FloodSo-called 'blue infrastructure' comprises all the water-related habitats across the landscape Open water is the most obvious 'blue' element of most landscapes from rivers, lakes and streams to artificial water bodies like reservoirs and canals. Many other areas play important roles in the hydrology of the landscape, the natural flood plain of rivers being a prime example. The picture below of the Trent in flood shows how the flooding of low-lying land can hold vast quantities of water - if this area had not been able to flood, then the water would probably have inundated Burton upon Trent. Flood plain can also play a vital role within urban areas; Birmingham is an excellent example of a city where many of the most important open spaces for both recreation and biodiversity are to be found along the undeveloped flood plains.

Less visible is the water table. Out of sight may be out of mind, yet in places like the Black Country where there is an historic legacy of contaminated brownfield sites in places the water table is heavily polluted, especially by heavy metals like lead and copper, which causes real problems when the water eventually reaches water courses. Both point sources of pollution and diffuse pollution (like sump oil poured down drains or mis-connected washing machines) cause even more insults to many waterways. Finally there are all the elements associated with drainage and flood defence, from weirs and culverts to  sustainable urban drainage schemes (SUDS) and rain gardens.

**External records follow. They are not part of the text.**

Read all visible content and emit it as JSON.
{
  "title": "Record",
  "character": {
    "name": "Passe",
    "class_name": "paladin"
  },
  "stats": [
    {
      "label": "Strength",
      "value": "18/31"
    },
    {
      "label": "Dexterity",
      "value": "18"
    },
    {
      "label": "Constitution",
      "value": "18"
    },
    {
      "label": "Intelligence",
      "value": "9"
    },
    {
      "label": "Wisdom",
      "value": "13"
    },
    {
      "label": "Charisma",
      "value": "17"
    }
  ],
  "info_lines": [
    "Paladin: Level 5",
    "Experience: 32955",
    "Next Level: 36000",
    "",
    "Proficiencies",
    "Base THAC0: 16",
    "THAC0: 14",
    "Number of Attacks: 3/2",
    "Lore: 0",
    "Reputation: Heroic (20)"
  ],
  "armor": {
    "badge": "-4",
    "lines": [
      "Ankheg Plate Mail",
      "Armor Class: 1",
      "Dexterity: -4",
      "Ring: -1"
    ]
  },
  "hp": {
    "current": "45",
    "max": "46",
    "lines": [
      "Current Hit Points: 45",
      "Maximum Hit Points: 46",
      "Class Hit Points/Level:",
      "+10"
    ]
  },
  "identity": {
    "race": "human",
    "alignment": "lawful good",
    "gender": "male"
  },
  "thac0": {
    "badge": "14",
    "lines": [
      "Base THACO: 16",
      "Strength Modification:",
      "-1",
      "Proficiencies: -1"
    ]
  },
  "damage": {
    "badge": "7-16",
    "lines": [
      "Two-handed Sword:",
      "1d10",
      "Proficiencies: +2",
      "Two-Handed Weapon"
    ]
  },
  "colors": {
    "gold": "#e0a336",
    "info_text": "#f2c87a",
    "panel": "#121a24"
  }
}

There are three main aspects of the quality of water bodies: chemical water quality, ecological quality and water quantity (i.e. the control of flooding and keeping water in the right place! Well designed blue infrastructure projects can address and improve all these areas.

Catchment Management Plans and their associated partnerships have become an important approach in the management of blue infrastructure. In the past the National Rivers Authority (now the Environment Agency) and Internal Drainage Bodies have taken the main roles in determining objectives and approaches to water management, with local authorities having responsibility for smaller watercourses in urban areas. Catchment Management Planning has led to the establishment of much wider partnerships, allowing all stakeholders in the water environment to have greater influence over these objectives and facilitating many new and exciting initiatives.

NW Environmental staff had practical experience in the development of catchment management planning through the delivery of one of the pilot catchment management plans. We will be pleased to advise and support you in the development and delivery of ambitious and innovative blue infrastructure projects.

 

Trent Flood 8